LocalBitcoin is a P2P Bitcoin exchange with buyers and sellers in thousands of cities around the world. With LocalBitcoins, you can meet up with people in your local area and buy or sell bitcoins in cash, send money through PayPal, Skrill or Dwolla or arrange to deposit cash at a bank branch. LocalBitcoins only take a commission of 1% from the sellers who set their own exchange rates. To ensure trading is secure, LocalBitcoins takes a number of precautions. To start, the platform rates each trader with a reputation rank and publicly displays past activities. Also, once a trade is requested, the money is held on LocalBitcoins’ escrow service. After the seller confirms the trade is completed the funds are released. If something does happen to go wrong, LocalBitcoins has a support and conflict resolution team to resolve conflicts between buyers and sellers. Check out LocalBitcoins FAQ
For people who don't pay attention to development trends - one observation of high significance is Go popping up in the popularity list associated with Ethereum. Why is Go in particular an important sign? It's almost as fast and less clumsy compared to C++ and C Sharp. At the same time, it's relatively new. People who know Go are experienced and choosing to learn it because it is better. In my opinion, it will be the default backend language for most Silicon Valley tech companies in the next 5 years. Those same people are choosing to play around with Ethereum using Go.
Bitcoin isn’t just an unknown commodity: it will always be an unknown commodity. Bitcoin doesn’t have the fundamentals that investors typically use to analyze an asset. Most stocks or bonds can be analyzed based on some trait of the instrument. Stocks have P/E ratios and dividends, for example, while bonds have return percentages. Bitcoin has no fundamentals that can be easily measured.
The exchange offers its own coin termed as BNB (Binance coin). Being a centralised exchange, you can get decent discounts while conducting trade in their own tokens i.e. BNB. Before investing through any exchange, your major concern might be the fee structure. Thanks to Binance, as it offers a standard trading fee of only 0.1% which can further be reduced if the payment is conducted in BNB. Moreover, you can register and operate on both web and mobile (Android and iOS) interfaces which are very simple and user-friendly.

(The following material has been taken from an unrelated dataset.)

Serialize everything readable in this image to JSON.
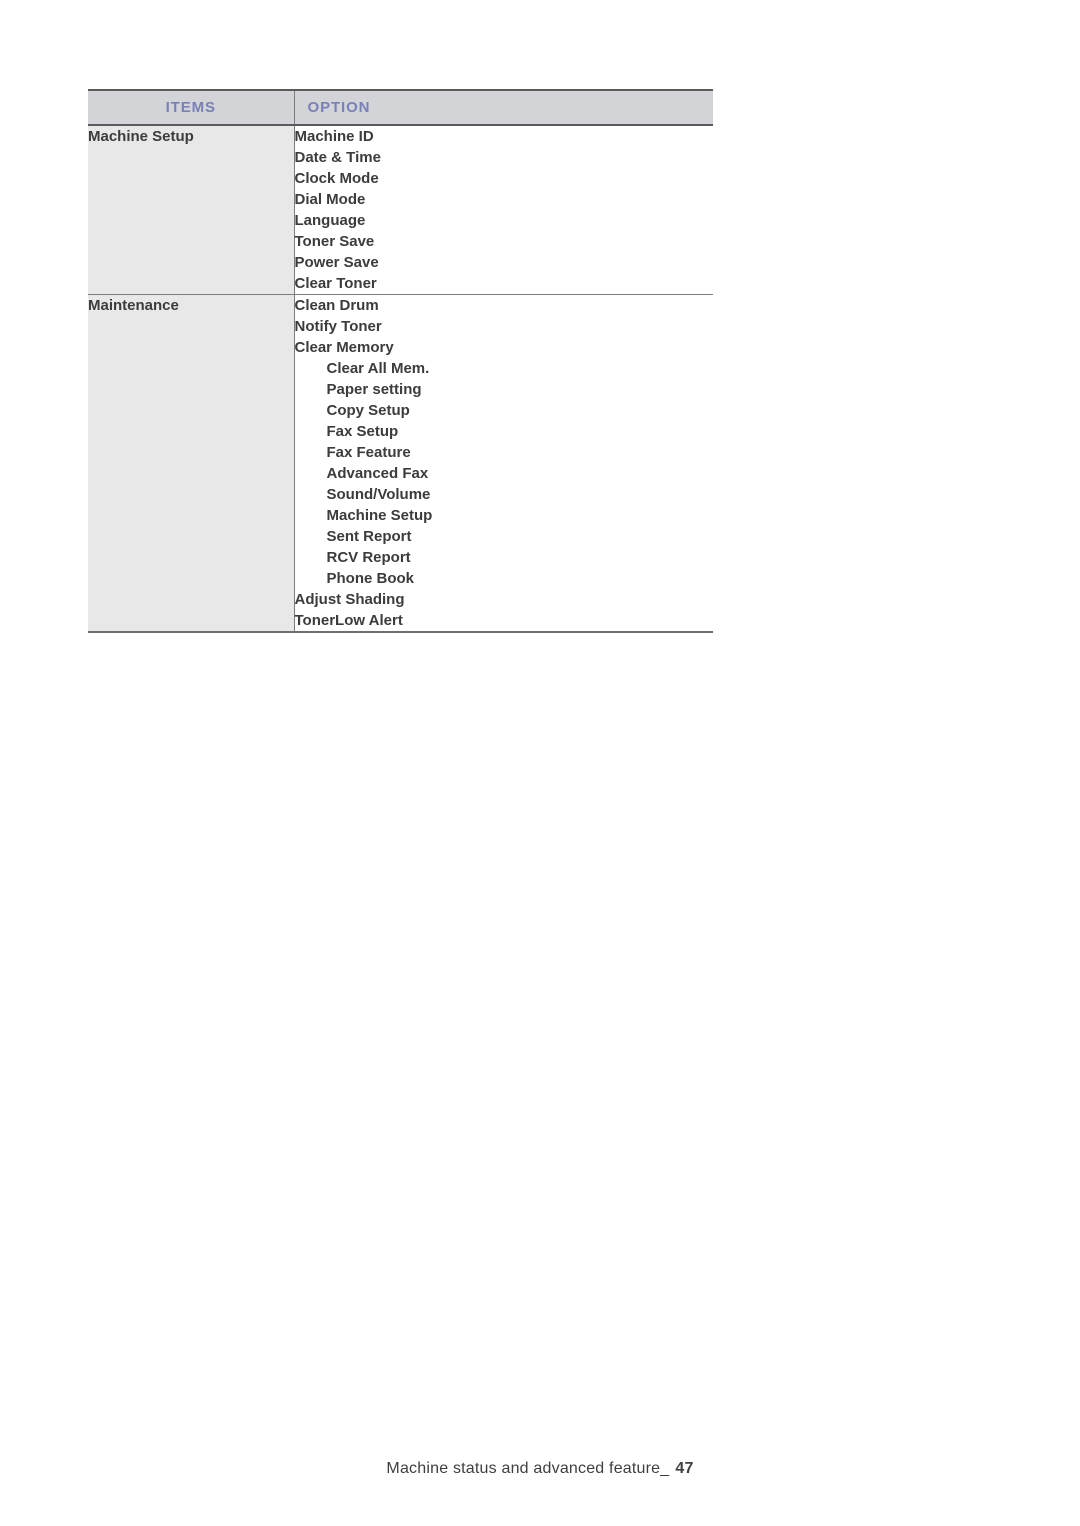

This is one of the most important cryptocurrency tips. By looking at the number of wallets vs the number of active wallets and the current trading volume, you can attempt to give a specific currency a current value. You can then make informed decisions based on today’s market price. The more accurate your predictions, the greater your chances for profit.
The fight over whether bitcoin’s currency code should be BTC or XBT is ongoing (as of November 2017). When bitcoin was first introduced, BTC became both the abbreviation for bitcoin and its currency code. As bitcoin gained momentum and recognition, a large portion of the community asked for a better currency code that adheres to the International Standards Organization’s rules on cryptocurrency codes, mainly that currencies not associated with a specific country should start with the letter X, hence XBT.
Bitcoin (BTC) is King/Queen; Don’t Get Overly Optimistic About Altcoins. Those who invest in BTC tend to get itchy fingers when BTC stagnates and alts go up. Sure, going into IOTA or ZCash can be a brilliant move at times… at other times you’ll be holding the bag while everyone moves back into BTC. Stick with coins you know and like, but consider always being partly in BTC (not 24/7, but in general). This advise applies somewhat to Ethereum as well, but first and foremost BTC is the center of the crypto economy.
Don’t FOMO. This is a spot that people most frequently lose money on. A dash of manipulation, two tablespoons of media hype, a cup of CME and CBOE announcements, and a generous handful of FOMO drove Bitcoin prices from $10,000 to $20,000 in December. Since that time, Bitcoin fell to a low of $9,000 and is currently sitting at around $11,000. It’s easy to look back and say, “if only I waited one month, then I could’ve bought at $9,000 instead of waiting for Bitcoin to hit $20,000 again for me to break even.” But the reality is, the combination of 1) being greedy, 2) investing blindly, and 3) FOMO were likely large contributors to the purchase at an all-time-high. Even in the crazy world of cryptocurrency, if a coin pumps that quickly, it will correct — it’s a matter of time. Speculative pumps are almost always followed by dips. While trying to jump onto a train going full speed sounds like something straight out of a James Bond movie, I’m sure most of us can agree we would probably save some limbs if we just waited for it at the next stop.